Many Republicans remain concerned that perhaps the unpolished U.S. Rep. Kevin Cramer, R, isn’t the one to offer that serious challenge. But the state voted heavily for Trump and should be Republican territory no matter what. It may also not be as amenable to a Democrat as it was when Heitkamp first won in 2012.

Ohio: State Treasurer Josh Mandel is the most likely Republican challenger to Democratic Sen. Sherrod Brown. In a Democratic year, Brown would probably come out on top without much trouble, as he did in 2012. But Ohio is a reddening state, and Mandel has good reasons to believe that he can at least make a real go of it.

Pennsylvania: If you want a test of how immigration politics play in the heartland, here it is. Rep, Lou Barletta, R, a longtime immigration hawk, is at this moment by far the most serious candidate challenging Democratic Sen. Bob Casey in a state that President Trump narrowly won.

Rhode Island: Democratic Sen. Sheldon Whitehouse shouldn’t have any trouble getting re-elected.

Tennessee: Republicans should understand at this point that no seat is completely safe. But Republican Rep. Marsha Blackburn is definitely a heavy favorite in the statewide race that seems to be shaping up between her and former Democratic Gov. Phil Bredesen.

Texas: Republican Sen. Ted Cruz is probably the third-weakest GOP incumbent in 2018. That’s not so much a sign of his weakness as it is a sign of GOP strength in the states that are up this year.

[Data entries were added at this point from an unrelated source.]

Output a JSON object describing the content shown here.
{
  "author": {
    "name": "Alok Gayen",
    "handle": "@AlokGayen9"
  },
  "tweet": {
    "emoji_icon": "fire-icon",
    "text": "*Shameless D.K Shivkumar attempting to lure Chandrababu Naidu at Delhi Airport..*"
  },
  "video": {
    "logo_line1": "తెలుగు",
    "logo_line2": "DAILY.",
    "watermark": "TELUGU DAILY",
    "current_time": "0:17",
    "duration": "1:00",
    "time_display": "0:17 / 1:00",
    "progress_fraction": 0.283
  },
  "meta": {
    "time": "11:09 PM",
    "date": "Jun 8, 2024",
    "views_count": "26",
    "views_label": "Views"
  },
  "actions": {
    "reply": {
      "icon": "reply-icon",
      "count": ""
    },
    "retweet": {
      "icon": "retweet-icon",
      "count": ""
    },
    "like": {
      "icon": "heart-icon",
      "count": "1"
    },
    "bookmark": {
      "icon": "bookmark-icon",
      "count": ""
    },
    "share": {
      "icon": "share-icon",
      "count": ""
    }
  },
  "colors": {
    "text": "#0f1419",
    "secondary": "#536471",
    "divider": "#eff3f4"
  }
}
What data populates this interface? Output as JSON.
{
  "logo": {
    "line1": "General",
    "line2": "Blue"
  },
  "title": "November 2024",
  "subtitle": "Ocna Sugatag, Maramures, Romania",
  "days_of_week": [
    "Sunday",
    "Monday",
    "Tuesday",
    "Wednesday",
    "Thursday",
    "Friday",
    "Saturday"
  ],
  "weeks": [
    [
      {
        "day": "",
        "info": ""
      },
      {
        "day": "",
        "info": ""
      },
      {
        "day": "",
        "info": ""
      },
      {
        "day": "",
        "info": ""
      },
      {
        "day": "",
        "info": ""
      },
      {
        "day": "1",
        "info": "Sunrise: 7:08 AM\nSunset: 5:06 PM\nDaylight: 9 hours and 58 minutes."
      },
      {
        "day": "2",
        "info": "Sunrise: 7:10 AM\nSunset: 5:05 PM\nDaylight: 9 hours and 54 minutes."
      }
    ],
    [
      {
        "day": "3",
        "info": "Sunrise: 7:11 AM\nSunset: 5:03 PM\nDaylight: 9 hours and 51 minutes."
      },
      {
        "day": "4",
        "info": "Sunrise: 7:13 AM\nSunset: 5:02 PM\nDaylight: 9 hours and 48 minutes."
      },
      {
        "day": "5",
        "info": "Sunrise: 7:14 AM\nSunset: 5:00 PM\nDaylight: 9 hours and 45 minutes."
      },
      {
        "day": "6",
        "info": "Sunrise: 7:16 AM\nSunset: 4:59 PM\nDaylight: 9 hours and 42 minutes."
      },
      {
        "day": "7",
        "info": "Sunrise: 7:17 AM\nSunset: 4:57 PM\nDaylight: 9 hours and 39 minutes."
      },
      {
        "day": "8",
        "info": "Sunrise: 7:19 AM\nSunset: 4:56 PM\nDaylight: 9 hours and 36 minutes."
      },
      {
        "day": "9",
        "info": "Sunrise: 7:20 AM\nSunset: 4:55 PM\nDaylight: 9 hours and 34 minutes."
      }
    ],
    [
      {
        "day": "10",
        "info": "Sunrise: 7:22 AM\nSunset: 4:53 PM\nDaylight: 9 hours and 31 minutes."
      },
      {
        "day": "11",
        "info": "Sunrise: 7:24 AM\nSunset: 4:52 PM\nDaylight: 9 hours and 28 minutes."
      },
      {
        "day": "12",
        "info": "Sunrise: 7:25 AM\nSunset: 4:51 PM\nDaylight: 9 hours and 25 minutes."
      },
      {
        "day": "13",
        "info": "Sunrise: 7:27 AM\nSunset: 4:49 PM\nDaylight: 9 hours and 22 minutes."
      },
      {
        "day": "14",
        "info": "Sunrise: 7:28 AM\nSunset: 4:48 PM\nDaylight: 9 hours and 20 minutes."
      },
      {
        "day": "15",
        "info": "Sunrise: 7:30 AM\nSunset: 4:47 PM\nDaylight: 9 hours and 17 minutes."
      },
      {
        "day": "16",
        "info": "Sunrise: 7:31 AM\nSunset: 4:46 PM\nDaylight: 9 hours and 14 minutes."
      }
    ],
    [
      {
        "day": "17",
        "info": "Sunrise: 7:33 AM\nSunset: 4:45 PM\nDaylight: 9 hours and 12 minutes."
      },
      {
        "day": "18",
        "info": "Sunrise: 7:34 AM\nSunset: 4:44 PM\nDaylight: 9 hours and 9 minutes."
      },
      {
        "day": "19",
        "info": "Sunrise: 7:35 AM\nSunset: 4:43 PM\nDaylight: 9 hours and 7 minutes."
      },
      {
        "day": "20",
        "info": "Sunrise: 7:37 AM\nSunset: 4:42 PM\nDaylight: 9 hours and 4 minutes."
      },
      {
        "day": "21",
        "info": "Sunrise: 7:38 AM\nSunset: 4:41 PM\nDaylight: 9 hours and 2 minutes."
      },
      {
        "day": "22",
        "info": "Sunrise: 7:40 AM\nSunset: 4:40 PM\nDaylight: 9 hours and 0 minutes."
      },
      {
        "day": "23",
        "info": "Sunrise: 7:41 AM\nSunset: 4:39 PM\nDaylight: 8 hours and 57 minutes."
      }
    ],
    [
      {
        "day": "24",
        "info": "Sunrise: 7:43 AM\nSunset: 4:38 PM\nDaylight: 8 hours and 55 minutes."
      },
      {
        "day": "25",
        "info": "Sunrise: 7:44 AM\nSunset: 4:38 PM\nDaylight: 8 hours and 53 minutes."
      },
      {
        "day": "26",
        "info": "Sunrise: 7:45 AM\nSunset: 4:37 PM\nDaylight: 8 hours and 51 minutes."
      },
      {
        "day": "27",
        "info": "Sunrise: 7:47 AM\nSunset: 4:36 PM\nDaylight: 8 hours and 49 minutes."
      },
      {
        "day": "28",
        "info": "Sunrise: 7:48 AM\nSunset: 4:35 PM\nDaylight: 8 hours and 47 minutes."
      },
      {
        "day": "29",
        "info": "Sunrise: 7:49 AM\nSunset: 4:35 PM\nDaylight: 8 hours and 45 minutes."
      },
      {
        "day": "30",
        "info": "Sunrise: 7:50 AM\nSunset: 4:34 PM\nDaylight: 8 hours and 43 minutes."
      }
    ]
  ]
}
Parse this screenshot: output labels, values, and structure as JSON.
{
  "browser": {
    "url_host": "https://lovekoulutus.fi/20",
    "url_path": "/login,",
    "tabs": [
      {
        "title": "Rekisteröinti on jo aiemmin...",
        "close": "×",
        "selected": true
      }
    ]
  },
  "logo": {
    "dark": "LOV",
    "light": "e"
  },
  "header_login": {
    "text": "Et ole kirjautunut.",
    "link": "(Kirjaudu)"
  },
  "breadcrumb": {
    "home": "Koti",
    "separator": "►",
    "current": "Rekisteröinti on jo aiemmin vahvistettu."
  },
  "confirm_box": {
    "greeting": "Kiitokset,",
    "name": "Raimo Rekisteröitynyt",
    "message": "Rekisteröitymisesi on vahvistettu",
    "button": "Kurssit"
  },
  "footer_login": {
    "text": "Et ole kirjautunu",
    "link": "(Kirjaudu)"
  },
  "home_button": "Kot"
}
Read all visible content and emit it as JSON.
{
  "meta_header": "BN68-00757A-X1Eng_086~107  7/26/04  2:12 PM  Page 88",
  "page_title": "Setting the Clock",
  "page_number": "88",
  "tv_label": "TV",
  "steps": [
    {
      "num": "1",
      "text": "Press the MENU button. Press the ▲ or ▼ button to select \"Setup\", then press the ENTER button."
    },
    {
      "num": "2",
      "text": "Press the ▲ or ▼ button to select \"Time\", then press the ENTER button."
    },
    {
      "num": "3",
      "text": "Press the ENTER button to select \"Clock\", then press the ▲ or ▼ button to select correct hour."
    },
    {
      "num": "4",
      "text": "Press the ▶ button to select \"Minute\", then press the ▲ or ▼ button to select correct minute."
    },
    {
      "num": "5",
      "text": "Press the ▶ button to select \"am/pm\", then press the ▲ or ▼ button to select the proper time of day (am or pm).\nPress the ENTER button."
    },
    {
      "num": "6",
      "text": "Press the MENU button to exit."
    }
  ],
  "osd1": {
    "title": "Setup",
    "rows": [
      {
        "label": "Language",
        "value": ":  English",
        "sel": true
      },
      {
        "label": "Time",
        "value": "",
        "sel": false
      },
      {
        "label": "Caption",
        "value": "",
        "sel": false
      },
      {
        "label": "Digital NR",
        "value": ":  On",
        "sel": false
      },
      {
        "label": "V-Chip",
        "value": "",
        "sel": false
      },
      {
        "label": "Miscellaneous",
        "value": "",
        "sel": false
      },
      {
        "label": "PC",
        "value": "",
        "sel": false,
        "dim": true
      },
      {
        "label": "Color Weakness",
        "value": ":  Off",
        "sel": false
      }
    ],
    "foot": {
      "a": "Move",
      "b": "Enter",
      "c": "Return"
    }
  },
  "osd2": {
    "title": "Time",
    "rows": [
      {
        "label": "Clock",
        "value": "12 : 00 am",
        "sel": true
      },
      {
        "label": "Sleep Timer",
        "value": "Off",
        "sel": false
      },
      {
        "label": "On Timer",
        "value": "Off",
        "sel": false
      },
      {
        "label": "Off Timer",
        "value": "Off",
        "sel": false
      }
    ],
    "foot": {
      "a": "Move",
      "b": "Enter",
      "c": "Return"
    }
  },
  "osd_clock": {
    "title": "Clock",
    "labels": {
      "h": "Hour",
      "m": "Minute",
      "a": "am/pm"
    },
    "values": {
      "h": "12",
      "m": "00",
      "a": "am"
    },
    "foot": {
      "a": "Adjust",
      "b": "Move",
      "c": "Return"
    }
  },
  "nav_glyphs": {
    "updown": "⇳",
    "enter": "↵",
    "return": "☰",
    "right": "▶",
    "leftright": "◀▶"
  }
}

Cruz will face at least a respectable Democratic challenge from El Paso area Rep. Beto O’Rourke. But it would be very fanciful at this point to believe that the Lone Star State is about to start electing Democrats to its Senate seats or any other statewide office. Cruz, who has made his own enemies among the D.C. establishment, faces what should still never really become a challenging race.

Utah: President Trump has tried hard to encourage Republican Sen. Orrin Hatch to run for re-election instead of letting Mitt Romney inherit his seat. It’s anyone’s guess at this point what Hatch’s final decision will be, but this isn’t a seat that’s likely to be competitive either way.

Vermont: After his well-received presidential run, there’s no way Republicans or Democrats will be able to knock off independent leftist Sen. Bernie Sanders.

Virginia: After the GOP implosion in the 2017 state races, don’t bet on Republicans ousting former VP selection and still-Sen. Tim Kaine, D-Va. The Old Dominion is increasingly a Democratic state, and Republicans seem less competitive with each passing cycle.

Washington: Sen. Maria Cantwell, D-Wash., is running for re-election and faces no serious challenger so far.

West Virginia: Sen. Joe Manchin, D-W.Va., might seem like an easy target in a newly Red state, but he remains a popular Democrat and won’t be easily knocked off. Republicans have two top-tier challengers lining up to take him on, however — Rep. Evan Jenkins and Attorney General Patrick Morrisey. Although Manchin was popular enough in his own right to hold off challenges earlier, the state really has changed and might not smile on him the same way now as it has previously.

Wisconsin: Democrats must be at least slightly favored to keep the seat of liberal Sen. Tammy Baldwin. The Republican primary has quickly become an acrimonious fight between two apparently bona fide conservatives, State Sen. Leah Vukmir and Kevin Nicholson.

Wyoming: Sen. John Barrasso, R-Wyo., should have no problem being re-elected in 2018.